Go through the data below and return each line containing the word "information".
Recorded data section start
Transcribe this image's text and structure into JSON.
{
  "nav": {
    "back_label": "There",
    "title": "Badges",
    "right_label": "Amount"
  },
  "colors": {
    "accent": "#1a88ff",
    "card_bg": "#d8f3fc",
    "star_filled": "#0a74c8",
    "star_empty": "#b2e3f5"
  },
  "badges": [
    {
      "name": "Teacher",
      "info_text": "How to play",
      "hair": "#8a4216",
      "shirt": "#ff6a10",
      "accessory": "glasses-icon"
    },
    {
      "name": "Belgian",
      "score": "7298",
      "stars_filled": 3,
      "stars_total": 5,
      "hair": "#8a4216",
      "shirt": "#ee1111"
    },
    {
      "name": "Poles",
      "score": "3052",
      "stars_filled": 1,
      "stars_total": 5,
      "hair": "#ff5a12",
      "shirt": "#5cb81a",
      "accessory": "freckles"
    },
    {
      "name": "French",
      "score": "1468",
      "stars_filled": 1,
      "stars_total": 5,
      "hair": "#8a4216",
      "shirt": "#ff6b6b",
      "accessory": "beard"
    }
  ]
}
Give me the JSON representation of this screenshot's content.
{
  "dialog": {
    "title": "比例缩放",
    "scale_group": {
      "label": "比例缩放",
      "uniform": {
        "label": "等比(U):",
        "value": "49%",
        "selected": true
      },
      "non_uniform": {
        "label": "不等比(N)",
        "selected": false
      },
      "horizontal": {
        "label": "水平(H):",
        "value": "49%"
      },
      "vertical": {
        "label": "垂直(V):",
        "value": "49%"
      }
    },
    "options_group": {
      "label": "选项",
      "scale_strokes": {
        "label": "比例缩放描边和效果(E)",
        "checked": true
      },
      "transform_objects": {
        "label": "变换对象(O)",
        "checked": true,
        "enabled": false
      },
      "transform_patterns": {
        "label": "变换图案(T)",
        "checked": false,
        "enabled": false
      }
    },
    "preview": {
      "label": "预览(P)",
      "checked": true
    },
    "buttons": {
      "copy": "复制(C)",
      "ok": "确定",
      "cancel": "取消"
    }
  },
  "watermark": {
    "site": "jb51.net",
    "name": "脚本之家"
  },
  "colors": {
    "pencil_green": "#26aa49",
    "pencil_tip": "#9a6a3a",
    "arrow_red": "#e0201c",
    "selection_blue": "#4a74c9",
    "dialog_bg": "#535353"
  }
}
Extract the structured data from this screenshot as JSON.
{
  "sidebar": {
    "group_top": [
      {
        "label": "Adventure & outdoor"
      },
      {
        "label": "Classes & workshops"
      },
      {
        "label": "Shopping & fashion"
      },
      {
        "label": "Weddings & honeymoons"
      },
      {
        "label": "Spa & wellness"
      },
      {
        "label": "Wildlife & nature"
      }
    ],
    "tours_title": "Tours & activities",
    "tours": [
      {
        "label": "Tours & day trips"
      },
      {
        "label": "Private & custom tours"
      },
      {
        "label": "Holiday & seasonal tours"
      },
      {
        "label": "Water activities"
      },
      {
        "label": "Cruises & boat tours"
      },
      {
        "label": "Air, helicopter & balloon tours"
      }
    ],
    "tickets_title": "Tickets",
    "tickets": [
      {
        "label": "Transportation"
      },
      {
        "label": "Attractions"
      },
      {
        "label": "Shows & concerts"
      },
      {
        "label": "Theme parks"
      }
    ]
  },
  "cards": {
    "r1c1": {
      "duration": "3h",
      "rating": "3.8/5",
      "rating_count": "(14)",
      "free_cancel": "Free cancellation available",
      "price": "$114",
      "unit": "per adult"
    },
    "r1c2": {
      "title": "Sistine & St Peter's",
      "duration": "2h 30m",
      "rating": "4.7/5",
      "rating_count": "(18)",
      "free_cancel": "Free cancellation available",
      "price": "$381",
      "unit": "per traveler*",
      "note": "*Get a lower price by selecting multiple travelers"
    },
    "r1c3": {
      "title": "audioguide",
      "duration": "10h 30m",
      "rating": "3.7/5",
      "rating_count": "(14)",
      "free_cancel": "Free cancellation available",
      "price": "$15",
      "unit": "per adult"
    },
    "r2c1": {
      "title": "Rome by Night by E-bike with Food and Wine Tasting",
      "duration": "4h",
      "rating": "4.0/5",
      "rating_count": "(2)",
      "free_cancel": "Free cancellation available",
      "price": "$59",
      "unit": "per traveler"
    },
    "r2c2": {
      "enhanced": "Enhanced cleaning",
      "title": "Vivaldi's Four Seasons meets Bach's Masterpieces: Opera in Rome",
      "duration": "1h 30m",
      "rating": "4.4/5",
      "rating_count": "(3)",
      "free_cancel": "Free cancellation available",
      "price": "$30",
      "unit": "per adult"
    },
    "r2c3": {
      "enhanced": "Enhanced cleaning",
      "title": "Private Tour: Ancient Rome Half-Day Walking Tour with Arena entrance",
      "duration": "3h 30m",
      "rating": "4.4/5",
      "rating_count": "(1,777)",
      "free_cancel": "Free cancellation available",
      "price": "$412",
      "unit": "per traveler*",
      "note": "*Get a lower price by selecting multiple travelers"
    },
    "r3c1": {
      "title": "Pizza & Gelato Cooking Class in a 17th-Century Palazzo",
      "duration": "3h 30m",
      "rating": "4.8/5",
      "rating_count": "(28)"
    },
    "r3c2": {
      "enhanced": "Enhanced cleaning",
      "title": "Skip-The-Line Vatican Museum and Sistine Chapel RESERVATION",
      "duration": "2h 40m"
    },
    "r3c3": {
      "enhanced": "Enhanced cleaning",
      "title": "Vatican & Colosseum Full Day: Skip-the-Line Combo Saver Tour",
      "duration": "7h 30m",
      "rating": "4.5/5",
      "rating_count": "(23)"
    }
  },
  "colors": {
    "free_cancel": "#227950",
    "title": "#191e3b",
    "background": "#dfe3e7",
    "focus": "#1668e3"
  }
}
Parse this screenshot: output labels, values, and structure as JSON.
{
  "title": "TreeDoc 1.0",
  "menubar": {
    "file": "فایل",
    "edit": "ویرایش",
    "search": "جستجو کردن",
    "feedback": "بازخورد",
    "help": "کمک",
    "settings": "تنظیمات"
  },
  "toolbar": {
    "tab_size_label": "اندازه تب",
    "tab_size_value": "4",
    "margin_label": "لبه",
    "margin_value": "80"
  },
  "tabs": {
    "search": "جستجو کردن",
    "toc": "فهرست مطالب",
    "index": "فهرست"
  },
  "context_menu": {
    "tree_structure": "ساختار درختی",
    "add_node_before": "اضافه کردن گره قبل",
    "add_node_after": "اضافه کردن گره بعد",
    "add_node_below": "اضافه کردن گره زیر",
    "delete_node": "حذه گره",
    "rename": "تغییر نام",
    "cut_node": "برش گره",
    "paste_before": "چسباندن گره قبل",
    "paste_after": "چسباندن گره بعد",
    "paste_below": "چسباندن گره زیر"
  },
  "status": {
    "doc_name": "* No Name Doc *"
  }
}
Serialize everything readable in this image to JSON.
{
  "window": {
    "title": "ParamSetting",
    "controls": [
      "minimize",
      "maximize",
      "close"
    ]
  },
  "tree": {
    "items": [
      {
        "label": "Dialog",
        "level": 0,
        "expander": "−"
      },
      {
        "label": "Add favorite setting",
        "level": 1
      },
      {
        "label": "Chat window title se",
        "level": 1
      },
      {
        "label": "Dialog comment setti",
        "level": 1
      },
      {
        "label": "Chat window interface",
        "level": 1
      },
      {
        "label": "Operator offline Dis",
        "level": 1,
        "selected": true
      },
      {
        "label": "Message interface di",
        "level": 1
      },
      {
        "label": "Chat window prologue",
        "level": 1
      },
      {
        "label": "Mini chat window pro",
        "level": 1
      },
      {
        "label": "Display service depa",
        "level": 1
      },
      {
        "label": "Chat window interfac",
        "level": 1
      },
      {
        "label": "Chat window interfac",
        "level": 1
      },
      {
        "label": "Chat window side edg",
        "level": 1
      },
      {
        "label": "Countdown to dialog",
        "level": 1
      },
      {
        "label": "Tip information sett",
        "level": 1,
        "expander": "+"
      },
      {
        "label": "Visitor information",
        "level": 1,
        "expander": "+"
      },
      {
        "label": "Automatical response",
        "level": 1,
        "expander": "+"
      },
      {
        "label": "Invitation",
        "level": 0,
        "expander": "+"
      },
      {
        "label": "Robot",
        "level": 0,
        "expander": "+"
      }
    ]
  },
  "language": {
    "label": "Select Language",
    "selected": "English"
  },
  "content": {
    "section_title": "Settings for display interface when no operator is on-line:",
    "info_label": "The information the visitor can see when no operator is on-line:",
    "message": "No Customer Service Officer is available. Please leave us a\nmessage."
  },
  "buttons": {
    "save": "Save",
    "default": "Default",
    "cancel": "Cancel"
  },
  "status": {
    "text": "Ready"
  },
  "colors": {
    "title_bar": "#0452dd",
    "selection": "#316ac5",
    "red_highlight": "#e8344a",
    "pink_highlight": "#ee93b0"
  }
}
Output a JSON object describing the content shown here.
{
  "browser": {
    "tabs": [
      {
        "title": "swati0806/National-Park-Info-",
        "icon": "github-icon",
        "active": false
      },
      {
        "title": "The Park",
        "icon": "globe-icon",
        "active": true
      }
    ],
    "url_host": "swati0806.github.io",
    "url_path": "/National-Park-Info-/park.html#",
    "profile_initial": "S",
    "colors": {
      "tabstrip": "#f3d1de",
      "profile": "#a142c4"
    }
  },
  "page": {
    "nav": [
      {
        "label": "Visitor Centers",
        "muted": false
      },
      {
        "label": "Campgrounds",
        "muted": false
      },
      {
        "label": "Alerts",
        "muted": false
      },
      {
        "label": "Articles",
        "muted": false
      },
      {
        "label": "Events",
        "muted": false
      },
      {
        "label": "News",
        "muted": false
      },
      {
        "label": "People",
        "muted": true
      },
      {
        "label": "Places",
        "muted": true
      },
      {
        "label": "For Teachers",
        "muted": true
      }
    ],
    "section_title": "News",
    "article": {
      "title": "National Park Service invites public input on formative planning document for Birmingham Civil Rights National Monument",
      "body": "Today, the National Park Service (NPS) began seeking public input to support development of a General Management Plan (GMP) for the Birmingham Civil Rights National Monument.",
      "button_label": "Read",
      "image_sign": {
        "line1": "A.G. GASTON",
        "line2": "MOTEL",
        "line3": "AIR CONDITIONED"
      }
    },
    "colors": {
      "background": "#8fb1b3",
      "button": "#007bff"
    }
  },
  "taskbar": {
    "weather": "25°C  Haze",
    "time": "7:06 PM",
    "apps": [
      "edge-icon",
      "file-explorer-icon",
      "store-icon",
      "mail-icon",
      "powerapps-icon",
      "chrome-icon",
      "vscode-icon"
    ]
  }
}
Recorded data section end
**Exercise output**.
        "label": "Tip information sett",
        "label": "Visitor information",
    "info_label": "The information the visitor can see when no operator is on-line:",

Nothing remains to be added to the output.